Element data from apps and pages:
########################################
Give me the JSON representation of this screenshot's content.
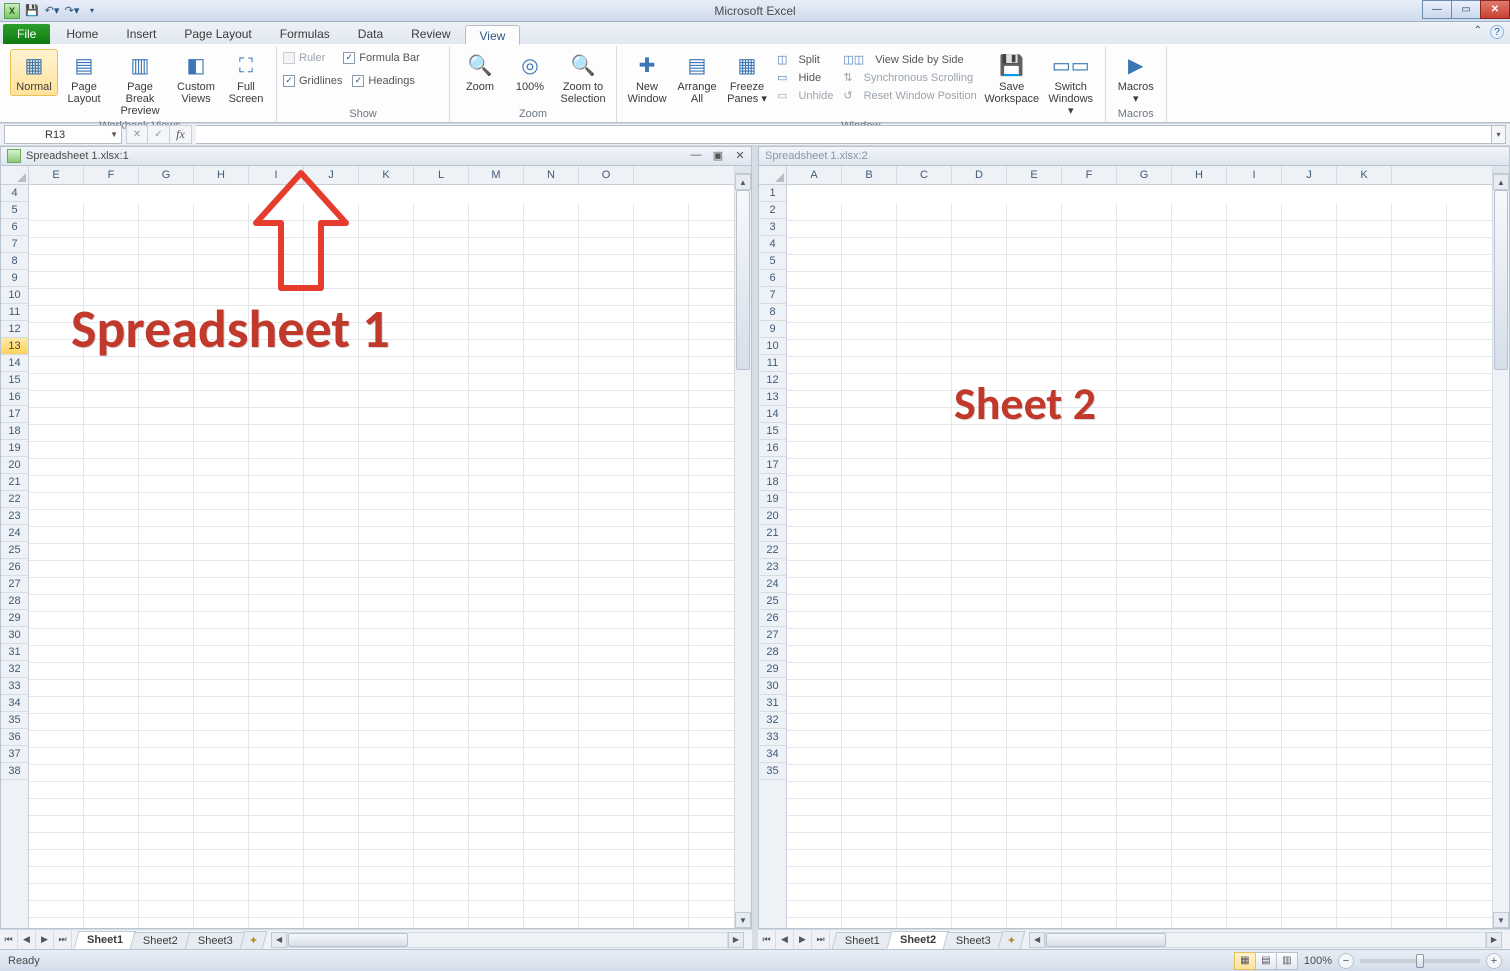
{
  "app": {
    "title": "Microsoft Excel"
  },
  "qat": {
    "undo": "↶",
    "redo": "↷",
    "save": "💾"
  },
  "tabs": {
    "file": "File",
    "items": [
      "Home",
      "Insert",
      "Page Layout",
      "Formulas",
      "Data",
      "Review",
      "View"
    ],
    "activeIndex": 6
  },
  "ribbon": {
    "views": {
      "normal": "Normal",
      "pageLayout": "Page Layout",
      "pageBreak": "Page Break Preview",
      "custom": "Custom Views",
      "full": "Full Screen",
      "group": "Workbook Views"
    },
    "show": {
      "ruler": "Ruler",
      "formulaBar": "Formula Bar",
      "gridlines": "Gridlines",
      "headings": "Headings",
      "group": "Show"
    },
    "zoom": {
      "zoom": "Zoom",
      "z100": "100%",
      "zsel": "Zoom to Selection",
      "group": "Zoom"
    },
    "window": {
      "newWin": "New Window",
      "arrange": "Arrange All",
      "freeze": "Freeze Panes ▾",
      "split": "Split",
      "hide": "Hide",
      "unhide": "Unhide",
      "sbs": "View Side by Side",
      "sync": "Synchronous Scrolling",
      "reset": "Reset Window Position",
      "saveWs": "Save Workspace",
      "switch": "Switch Windows ▾",
      "group": "Window"
    },
    "macros": {
      "macros": "Macros ▾",
      "group": "Macros"
    }
  },
  "namebox": "R13",
  "fx": "fx",
  "panes": {
    "left": {
      "title": "Spreadsheet 1.xlsx:1",
      "cols": [
        "E",
        "F",
        "G",
        "H",
        "I",
        "J",
        "K",
        "L",
        "M",
        "N",
        "O"
      ],
      "rowStart": 4,
      "rowEnd": 38,
      "selectedRow": 13,
      "tabs": [
        "Sheet1",
        "Sheet2",
        "Sheet3"
      ],
      "activeTab": 0,
      "overlay": "Spreadsheet 1"
    },
    "right": {
      "title": "Spreadsheet 1.xlsx:2",
      "cols": [
        "A",
        "B",
        "C",
        "D",
        "E",
        "F",
        "G",
        "H",
        "I",
        "J",
        "K"
      ],
      "rowStart": 1,
      "rowEnd": 35,
      "tabs": [
        "Sheet1",
        "Sheet2",
        "Sheet3"
      ],
      "activeTab": 1,
      "overlay": "Sheet 2"
    }
  },
  "status": {
    "ready": "Ready",
    "zoom": "100%"
  }
}
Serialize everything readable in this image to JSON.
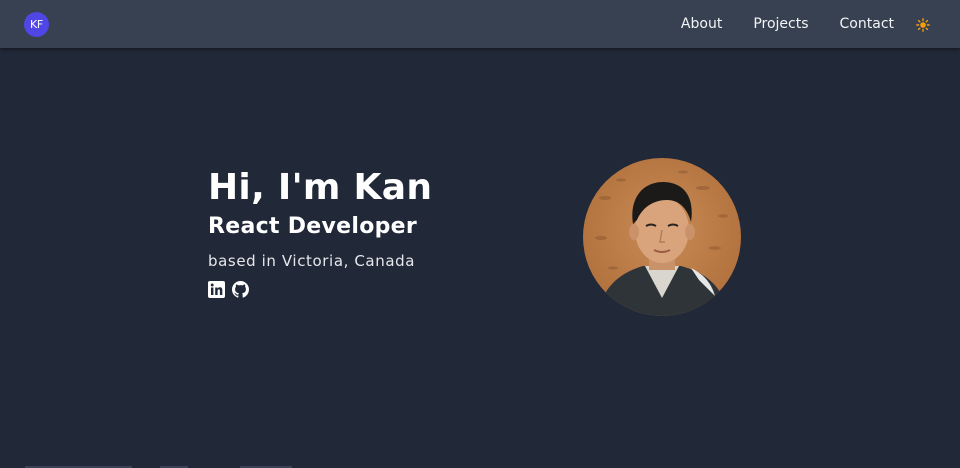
{
  "header": {
    "logo_text": "KF",
    "nav": [
      {
        "label": "About"
      },
      {
        "label": "Projects"
      },
      {
        "label": "Contact"
      }
    ],
    "theme_icon": "sun-icon"
  },
  "hero": {
    "greeting": "Hi, I'm Kan",
    "role": "React Developer",
    "location": "based in Victoria, Canada",
    "socials": [
      {
        "icon": "linkedin-icon"
      },
      {
        "icon": "github-icon"
      }
    ],
    "avatar_icon": "profile-photo"
  },
  "colors": {
    "nav_bg": "#374151",
    "page_bg": "#212838",
    "logo_bg": "#4f46e5",
    "sun": "#f59e0b",
    "text": "#ffffff"
  }
}
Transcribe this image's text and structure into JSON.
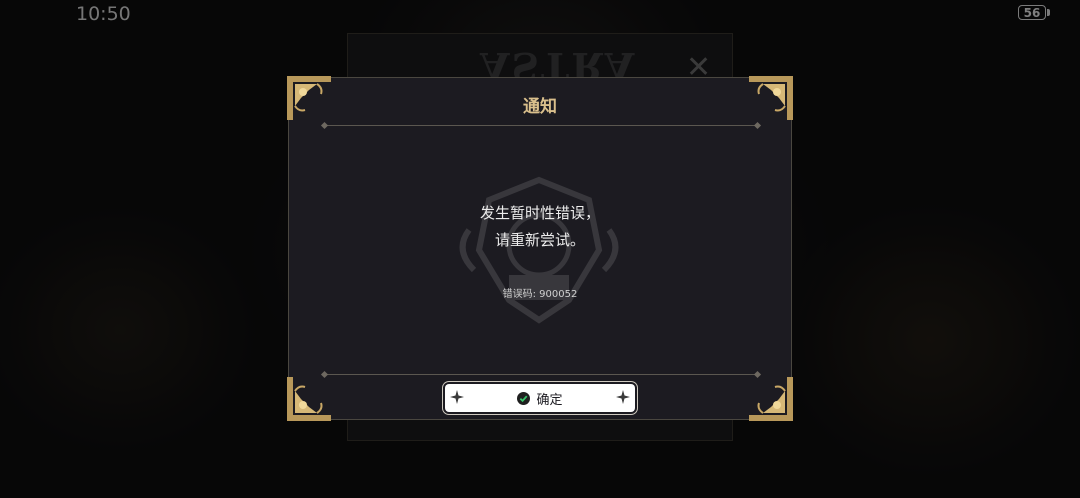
{
  "status_bar": {
    "time": "10:50",
    "battery": "56"
  },
  "background": {
    "logo_text": "ASTRA"
  },
  "dialog": {
    "title": "通知",
    "message_line1": "发生暂时性错误，",
    "message_line2": "请重新尝试。",
    "error_code": "错误码: 900052",
    "confirm_label": "确定"
  },
  "colors": {
    "title_gold": "#d9bf8c",
    "panel_bg": "#1c1b21",
    "button_bg": "#ffffff"
  },
  "icons": [
    "corner-ornament-icon",
    "check-icon",
    "sparkle-icon",
    "close-icon",
    "battery-icon"
  ]
}
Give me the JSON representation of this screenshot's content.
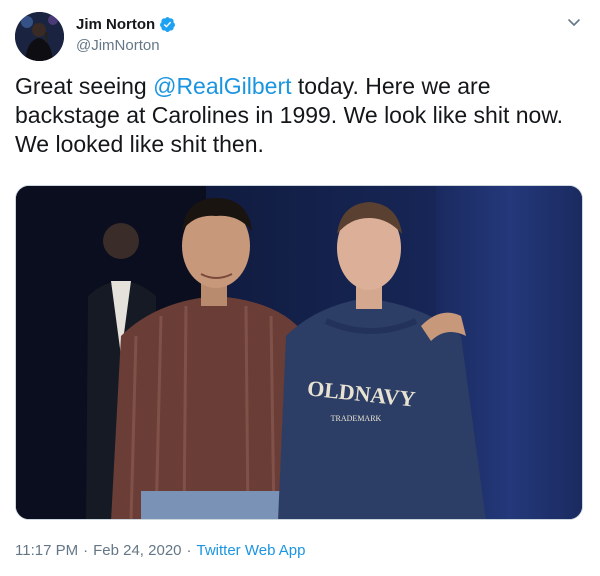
{
  "author": {
    "display_name": "Jim Norton",
    "handle": "@JimNorton",
    "verified": true,
    "avatar_icon": "avatar-photo",
    "verified_icon": "verified-badge-icon",
    "verified_color": "#1da1f2"
  },
  "menu": {
    "icon": "chevron-down-icon"
  },
  "tweet": {
    "text_before": "Great seeing ",
    "mention": "@RealGilbert",
    "text_after": " today. Here we are backstage at Carolines in 1999. We look like shit now. We looked like shit then.",
    "mention_color": "#1b95e0"
  },
  "photo": {
    "sweatshirt_logo": "OLDNAVY",
    "sweatshirt_sub": "TRADEMARK"
  },
  "meta": {
    "time": "11:17 PM",
    "separator": "·",
    "date": "Feb 24, 2020",
    "source": "Twitter Web App"
  }
}
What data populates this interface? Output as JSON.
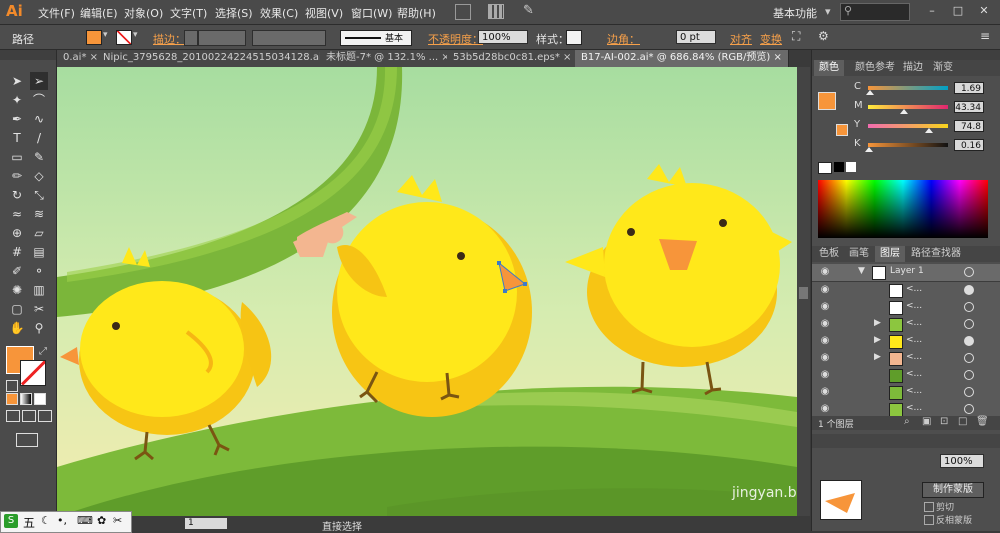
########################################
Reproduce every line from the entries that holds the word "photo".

TASK RESULT:
    "avatar_icon": "profile-photo"
    "avatar_icon": "avatar-photo",
  "photo": {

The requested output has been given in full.